Test of Anti-Missile Airborne Laser is Successful

You just can’t have too much schadenfreude. Start the clip below (maybe turn your speakers down a bit) for ambiance, then go below the fold…


At 8:44 p.m. (PST), February 11, 2010, a short-range threat-representative ballistic missile was launched from an at-sea mobile launch platform. Within seconds, the ALTB used onboard sensors to detect the boosting missile and used a low-energy laser to track the target. The ALTB then fired a second low-energy laser to measure and compensate for atmospheric disturbance. Finally, the ALTB fired its megawatt-class High Energy Laser, heating the boosting ballistic missile to critical structural failure. The entire engagement occurred within two minutes of the target missile launch, while its rocket motors were still thrusting.

If there was ever a prime example of a paucity of imagination rising to the level of religion, the opposition to ballistic missile defense is it. All manner of allegedly smart people have beclowned themselves over the past two decades proclaiming, rather stupidly, that a fairly mundane mathematical problem, one high speed object intercepting another, is in fact a physical and engineering impossibility.

Year by year they are proven wrong and yet, like Monty Python’s Black Knight, they continue to fight the same fight the same way.

The airborne laser is a critical part of an integrated missile defense system.
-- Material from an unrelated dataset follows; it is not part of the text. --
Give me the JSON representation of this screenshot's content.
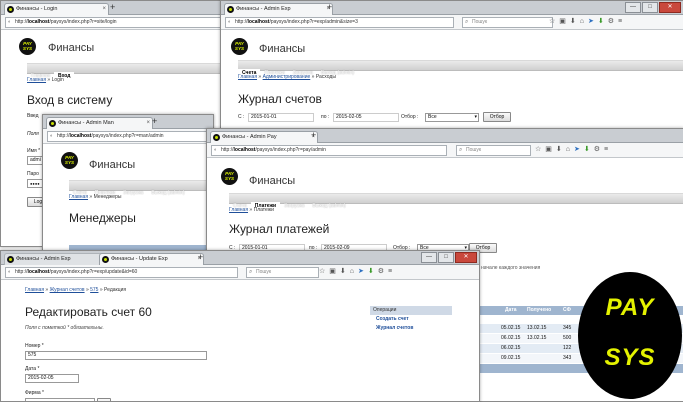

It has been proven not only theoretically possible but now has actually been tested. The question now is whether lets science or sucking up to moonbats guide his next steps.